The History of Rugs in Southern Africa


When choosing a rug, it’s important to consider a few things. The first thing to consider is the type of room. If your entryway or foyer is regularly used, it should be stain resistant and machine washable. The construction of a rug’s materials also determines its durability and longevity. Choose a rug with a sturdy pile and a high pile density, or you’ll have trouble cleaning it. A good rule of thumb is to avoid synthetic fiber area rugs.

The first major history of making rugs in Southern Africa dates back to the mid-nineteenth century. The name “carpeta” is derived from the ancient Latin word “carpere”, which means to pluck or card. The term ‘carpet’ was first used in the 1400s for bed and table coverings, and was used for wall coverings in the 1500s. The word rug was first used by English speakers to refer to a coarse fabric, and is thought to have come from the Xhosa language. In the early 19th century, the term was used to refer to a floor mat.

Rugs come in a variety of designs and textures. Hand-loomed rugs are usually made with multiple yarns of different thicknesses and colors. These rugs are handcrafted by skilled artisans, and they are more expensive than their machine-loomed counterparts. Traditionally, these woven floor coverings were used for beds and tables, and a carpet became popular in the 1500s. In the mid-15th century, the word ‘rug’ was used in English to refer to a coarse piece of fabric. Its origins are obscure, but linguistics trace it to an Old Norse word meaning “rogg” (roughwa), which is derived from a pre-German word “rawwa.” In the early nineteenth century, the word ‘rug’ began to mean a floor mat, despite being associated with wall and furniture coverings.

The history of Oriental Rug-making in Southern Africa began in Swaziland in the mid-seventeenth century, when Greek entrepreneurs hired Pakistani nationals to train the Swazis to make them. In 1982, operations were moved to a township called eZibeleni in the Transkei Bantustan. The resulting brand was called Xhosa Carpets, and the company renamed itself to Ilinge Crafts in 1986.

Several factors determine the cost of a rug, including its texture and size. A good hand-loomed rug should be durable and resistant to wear and tear. Generally, a rug is worth a few shillings per square metre, and the price depends on the quality. Regardless of whether you’re purchasing a hand-loomed or machine-loomed piece of art, you’ll be sure to find the right one for your space.

The history of Oriental Rug-making in Southern Africa dates back to the late seventeenth century. Its origins are in Swaziland. It was there that Greek entrepreneurs employed Pakistani nationals to train the Swazis. In 1982, operations were relocated to eZibeleni township, which is a part of the Transkei Bantustan. The company was originally known as Xhosa Carpets, after the Xhosa people. Later, Ilinge Crafts, however, became Ilinge. The Ilinge region is 20 km from Queenstown.
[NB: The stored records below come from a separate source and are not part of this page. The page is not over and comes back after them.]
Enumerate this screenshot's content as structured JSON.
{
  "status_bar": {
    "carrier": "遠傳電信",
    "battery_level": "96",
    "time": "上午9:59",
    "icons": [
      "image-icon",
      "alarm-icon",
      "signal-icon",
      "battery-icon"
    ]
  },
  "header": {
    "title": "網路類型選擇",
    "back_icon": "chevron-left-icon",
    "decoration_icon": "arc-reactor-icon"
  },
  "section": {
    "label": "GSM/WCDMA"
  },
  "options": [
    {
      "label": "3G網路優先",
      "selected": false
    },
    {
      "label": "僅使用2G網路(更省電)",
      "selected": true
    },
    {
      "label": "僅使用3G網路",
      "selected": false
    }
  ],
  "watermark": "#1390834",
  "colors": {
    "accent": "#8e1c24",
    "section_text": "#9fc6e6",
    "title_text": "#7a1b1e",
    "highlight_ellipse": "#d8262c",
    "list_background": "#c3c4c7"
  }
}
Besides the design of the rug, the most important element in the overall appearance is its knot count. The number of knots per square inch should not exceed fifteen. The number of knots per square centimeter should be less than one-third of the rug’s total area. The main band is the most obvious part of the rug, so it must be symmetrical. The inner band should be wide enough to accommodate two loops of a single knot, and the outer guard stripes should be no more than half the width of the main band.

The border of a rug is an important element. Depending on its size, the border can have different styles. Its color and shape can be used to create a theme for the rug. Some rugs are patterned, and the colors can be matched to the room. The pattern on a rug can be a combination of patterns. A rug that has a symmetrical color pattern is more expensive than a plain one.
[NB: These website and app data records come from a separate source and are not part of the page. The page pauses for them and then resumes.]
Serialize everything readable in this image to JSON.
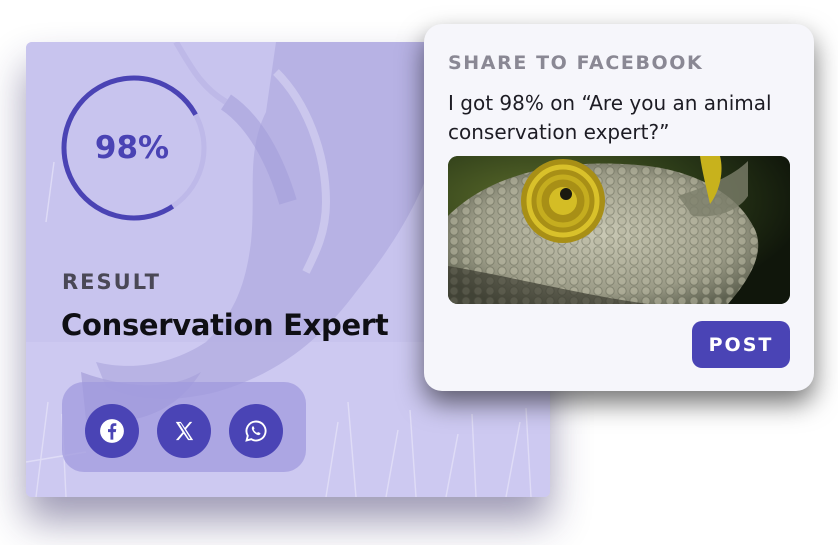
{
  "result_card": {
    "score_text": "98%",
    "score_fraction": 0.98,
    "label": "RESULT",
    "title": "Conservation Expert",
    "background_icon": "rhino-photo",
    "share_buttons": [
      {
        "name": "facebook",
        "icon": "facebook-icon"
      },
      {
        "name": "x",
        "icon": "x-icon"
      },
      {
        "name": "whatsapp",
        "icon": "whatsapp-icon"
      }
    ]
  },
  "share_panel": {
    "heading": "SHARE TO FACEBOOK",
    "message": "I got 98% on “Are you an animal conservation expert?”",
    "image_icon": "chameleon-photo",
    "post_label": "POST"
  },
  "colors": {
    "accent": "#4a44b5",
    "card_tint": "#c6c2ec",
    "panel_bg": "#f6f6fb"
  }
}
In the early nineteenth century, the word rug traces its origins to the Old Latin word “carpita,” which means “carpeted”. This word was used to refer to a variety of surfaces, including the floor and walls. During the Renaissance, it was common to see carpets on the walls and on the ceilings of rooms. Although the term is now used to describe any piece of fabric, the word “rug” has many meanings.